Exercise brief: The answer should be each line from the entries below that has the word "sRGB" in it.

Interface dataset entries:
╭──

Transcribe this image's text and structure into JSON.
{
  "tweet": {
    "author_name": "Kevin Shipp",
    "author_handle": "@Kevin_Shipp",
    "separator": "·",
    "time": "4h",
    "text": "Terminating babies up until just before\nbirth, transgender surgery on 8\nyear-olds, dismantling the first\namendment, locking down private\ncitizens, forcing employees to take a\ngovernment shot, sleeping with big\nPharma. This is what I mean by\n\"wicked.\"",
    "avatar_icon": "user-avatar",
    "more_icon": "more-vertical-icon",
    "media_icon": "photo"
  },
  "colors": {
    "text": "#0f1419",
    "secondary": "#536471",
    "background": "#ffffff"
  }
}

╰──
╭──

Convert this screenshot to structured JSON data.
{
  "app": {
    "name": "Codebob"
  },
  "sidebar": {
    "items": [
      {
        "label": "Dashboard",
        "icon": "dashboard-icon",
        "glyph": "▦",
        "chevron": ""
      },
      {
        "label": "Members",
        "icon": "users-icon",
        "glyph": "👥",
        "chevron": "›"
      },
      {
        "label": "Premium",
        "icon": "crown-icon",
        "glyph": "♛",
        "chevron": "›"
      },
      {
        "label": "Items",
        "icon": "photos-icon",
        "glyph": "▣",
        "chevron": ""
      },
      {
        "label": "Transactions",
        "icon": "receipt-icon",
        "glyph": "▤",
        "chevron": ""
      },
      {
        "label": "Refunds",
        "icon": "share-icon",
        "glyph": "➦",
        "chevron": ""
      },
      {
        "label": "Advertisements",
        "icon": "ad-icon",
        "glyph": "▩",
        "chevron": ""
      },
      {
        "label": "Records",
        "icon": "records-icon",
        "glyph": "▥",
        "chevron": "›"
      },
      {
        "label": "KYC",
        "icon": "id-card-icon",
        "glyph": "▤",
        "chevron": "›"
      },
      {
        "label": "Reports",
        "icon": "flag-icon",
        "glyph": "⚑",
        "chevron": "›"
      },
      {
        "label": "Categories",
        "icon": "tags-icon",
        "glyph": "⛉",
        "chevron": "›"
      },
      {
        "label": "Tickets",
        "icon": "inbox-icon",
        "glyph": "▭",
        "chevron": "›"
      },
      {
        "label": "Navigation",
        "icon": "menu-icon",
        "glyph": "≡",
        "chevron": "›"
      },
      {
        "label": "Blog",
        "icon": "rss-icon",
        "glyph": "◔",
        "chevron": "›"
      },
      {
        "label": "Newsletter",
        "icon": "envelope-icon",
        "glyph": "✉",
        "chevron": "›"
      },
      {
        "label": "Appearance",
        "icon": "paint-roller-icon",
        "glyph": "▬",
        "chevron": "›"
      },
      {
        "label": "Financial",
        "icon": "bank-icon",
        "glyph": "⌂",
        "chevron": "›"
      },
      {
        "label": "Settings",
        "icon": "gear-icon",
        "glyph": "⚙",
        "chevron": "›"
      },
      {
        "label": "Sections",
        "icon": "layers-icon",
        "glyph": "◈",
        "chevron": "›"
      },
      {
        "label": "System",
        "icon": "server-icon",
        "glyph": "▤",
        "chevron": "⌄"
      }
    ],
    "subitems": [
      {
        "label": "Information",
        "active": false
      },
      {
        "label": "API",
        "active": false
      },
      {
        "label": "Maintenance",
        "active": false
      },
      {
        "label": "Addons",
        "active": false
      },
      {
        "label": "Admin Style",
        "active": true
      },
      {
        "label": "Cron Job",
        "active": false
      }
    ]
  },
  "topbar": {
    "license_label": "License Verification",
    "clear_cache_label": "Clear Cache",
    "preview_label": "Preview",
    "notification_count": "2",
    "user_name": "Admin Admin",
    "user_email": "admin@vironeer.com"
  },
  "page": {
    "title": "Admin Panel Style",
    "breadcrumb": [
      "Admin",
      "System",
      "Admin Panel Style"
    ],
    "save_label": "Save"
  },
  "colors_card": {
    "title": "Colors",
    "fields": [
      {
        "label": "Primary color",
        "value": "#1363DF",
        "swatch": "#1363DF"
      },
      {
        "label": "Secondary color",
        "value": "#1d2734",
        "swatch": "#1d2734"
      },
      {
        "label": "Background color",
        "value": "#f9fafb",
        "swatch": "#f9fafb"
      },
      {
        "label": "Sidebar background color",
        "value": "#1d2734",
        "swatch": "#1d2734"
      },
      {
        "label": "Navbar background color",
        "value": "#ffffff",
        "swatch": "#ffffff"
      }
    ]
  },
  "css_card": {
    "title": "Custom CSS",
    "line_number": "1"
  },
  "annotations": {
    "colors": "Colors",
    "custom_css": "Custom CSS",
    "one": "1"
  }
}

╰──
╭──

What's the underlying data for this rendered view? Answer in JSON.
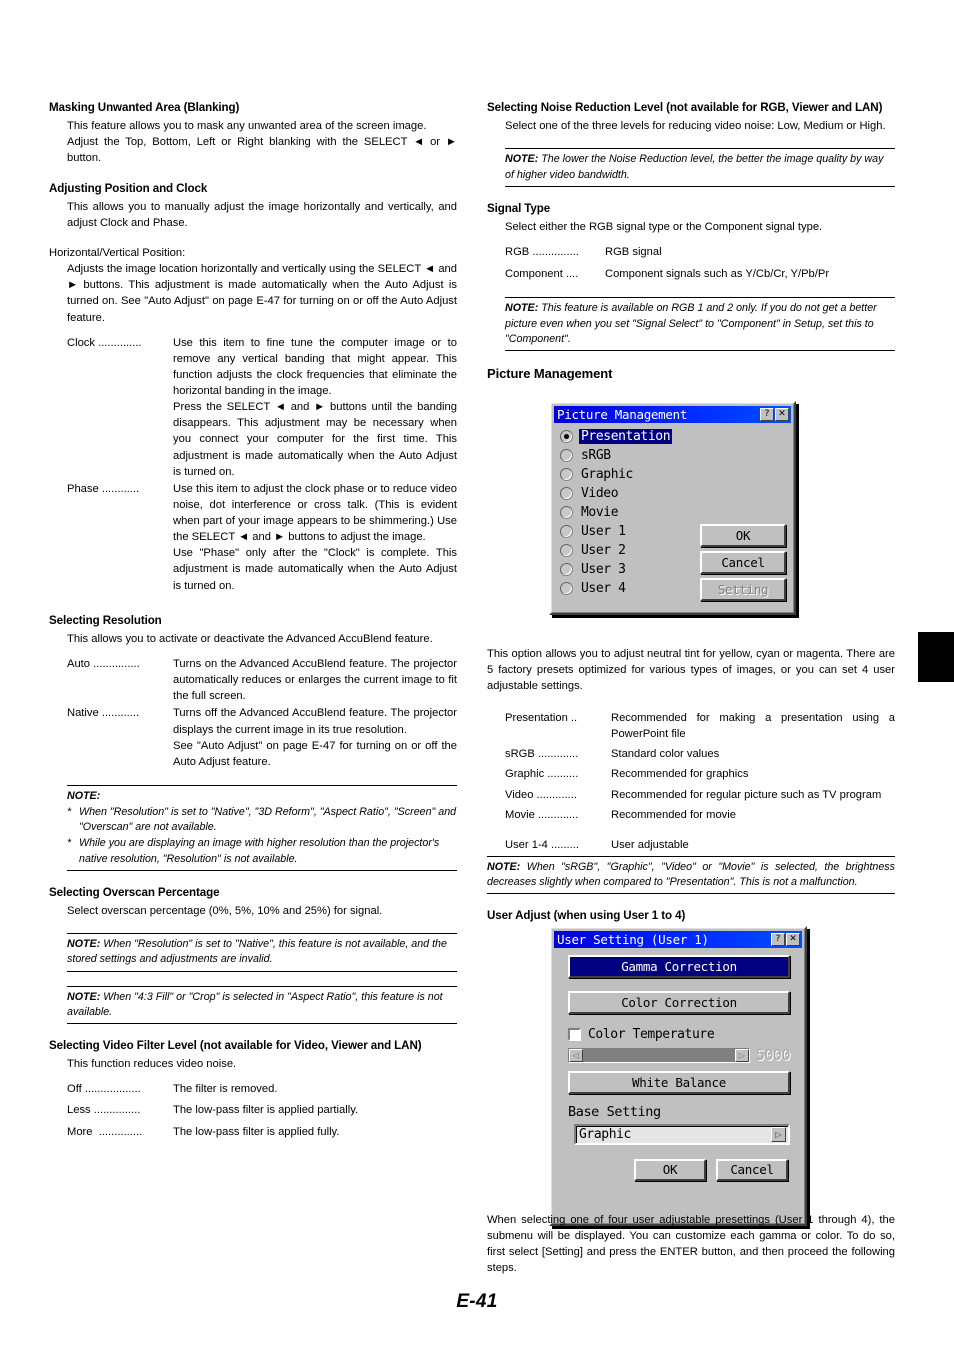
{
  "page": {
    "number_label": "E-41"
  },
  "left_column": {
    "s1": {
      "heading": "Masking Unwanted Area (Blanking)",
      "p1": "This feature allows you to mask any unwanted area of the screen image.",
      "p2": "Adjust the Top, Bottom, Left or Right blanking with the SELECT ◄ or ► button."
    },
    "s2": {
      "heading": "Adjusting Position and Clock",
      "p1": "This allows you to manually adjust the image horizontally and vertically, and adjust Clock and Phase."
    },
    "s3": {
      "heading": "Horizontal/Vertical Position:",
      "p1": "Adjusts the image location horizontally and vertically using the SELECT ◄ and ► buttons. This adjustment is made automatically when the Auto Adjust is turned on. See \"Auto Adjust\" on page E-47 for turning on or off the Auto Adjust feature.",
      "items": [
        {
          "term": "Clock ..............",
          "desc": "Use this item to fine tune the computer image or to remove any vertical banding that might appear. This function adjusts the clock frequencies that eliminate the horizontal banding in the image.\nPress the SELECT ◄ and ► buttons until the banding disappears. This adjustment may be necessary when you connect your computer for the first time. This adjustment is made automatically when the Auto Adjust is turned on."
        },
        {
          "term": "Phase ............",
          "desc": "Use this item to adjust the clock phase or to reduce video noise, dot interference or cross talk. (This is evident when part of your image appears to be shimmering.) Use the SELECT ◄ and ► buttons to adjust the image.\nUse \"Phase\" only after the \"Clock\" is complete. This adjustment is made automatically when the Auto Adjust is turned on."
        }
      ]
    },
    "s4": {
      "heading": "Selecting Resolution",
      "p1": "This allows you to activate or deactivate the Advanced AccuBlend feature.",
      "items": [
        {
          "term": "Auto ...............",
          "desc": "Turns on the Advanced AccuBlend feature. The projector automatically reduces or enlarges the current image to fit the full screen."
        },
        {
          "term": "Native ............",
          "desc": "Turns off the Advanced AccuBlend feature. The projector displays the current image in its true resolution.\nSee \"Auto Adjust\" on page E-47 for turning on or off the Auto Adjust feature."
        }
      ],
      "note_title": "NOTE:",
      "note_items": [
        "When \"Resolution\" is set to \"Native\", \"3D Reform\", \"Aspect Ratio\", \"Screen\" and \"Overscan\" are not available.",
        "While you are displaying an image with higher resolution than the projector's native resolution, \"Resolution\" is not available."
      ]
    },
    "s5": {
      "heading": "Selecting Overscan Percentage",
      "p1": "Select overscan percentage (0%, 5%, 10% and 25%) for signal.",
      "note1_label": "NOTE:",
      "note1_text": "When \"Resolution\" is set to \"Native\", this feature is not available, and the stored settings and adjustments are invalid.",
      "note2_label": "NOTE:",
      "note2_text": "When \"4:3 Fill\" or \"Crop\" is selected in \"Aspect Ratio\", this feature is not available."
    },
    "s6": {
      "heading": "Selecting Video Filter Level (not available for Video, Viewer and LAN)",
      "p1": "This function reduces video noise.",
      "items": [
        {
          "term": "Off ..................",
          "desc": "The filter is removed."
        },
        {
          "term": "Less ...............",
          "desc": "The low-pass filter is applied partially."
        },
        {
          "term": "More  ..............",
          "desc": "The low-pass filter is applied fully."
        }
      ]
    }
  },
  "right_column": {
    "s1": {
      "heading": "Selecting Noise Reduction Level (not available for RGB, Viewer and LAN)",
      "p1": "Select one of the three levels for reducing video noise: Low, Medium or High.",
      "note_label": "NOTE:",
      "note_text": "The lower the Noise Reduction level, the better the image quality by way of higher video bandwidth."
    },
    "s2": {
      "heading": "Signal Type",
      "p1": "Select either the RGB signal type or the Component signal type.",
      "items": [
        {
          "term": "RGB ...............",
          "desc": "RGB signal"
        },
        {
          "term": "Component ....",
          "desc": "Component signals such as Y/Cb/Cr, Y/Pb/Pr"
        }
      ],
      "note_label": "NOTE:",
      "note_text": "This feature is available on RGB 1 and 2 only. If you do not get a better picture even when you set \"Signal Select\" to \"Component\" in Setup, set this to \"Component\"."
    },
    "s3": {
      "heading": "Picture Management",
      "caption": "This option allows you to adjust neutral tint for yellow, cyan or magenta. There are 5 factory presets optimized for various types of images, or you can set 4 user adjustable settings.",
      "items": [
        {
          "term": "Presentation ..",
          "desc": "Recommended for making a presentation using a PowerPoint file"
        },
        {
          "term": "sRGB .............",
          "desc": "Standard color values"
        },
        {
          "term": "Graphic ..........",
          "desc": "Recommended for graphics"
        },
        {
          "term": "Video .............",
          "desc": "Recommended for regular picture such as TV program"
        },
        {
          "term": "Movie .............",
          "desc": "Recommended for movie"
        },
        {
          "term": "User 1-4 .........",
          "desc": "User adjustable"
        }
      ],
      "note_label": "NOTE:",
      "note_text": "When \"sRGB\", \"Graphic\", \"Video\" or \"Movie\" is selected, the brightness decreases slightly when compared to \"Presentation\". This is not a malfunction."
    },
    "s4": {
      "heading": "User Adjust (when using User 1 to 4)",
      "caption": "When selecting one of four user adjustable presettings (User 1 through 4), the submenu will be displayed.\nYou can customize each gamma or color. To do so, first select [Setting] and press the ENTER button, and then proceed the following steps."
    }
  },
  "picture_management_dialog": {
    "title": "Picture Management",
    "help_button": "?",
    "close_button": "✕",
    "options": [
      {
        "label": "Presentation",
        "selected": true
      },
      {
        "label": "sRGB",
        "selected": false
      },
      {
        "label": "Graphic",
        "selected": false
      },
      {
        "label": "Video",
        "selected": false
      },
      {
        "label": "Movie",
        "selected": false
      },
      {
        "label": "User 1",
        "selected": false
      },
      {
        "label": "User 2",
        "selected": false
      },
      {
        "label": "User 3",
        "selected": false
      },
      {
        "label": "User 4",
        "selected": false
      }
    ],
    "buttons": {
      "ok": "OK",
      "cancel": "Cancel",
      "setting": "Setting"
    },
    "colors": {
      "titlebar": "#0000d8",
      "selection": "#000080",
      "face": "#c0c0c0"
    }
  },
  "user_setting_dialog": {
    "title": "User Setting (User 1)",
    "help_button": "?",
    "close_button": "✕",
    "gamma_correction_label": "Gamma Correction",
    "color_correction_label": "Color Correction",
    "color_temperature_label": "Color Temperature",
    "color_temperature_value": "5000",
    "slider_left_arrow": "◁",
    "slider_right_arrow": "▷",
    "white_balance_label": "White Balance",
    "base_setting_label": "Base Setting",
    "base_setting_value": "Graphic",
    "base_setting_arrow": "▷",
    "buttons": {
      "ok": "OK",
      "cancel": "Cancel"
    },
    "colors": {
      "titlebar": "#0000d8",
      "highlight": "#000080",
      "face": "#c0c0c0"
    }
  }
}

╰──

Expected answer:
          "term": "sRGB .............",
      "note_text": "When \"sRGB\", \"Graphic\", \"Video\" or \"Movie\" is selected, the brightness decreases slightly when compared to \"Presentation\". This is not a malfunction."
        "label": "sRGB",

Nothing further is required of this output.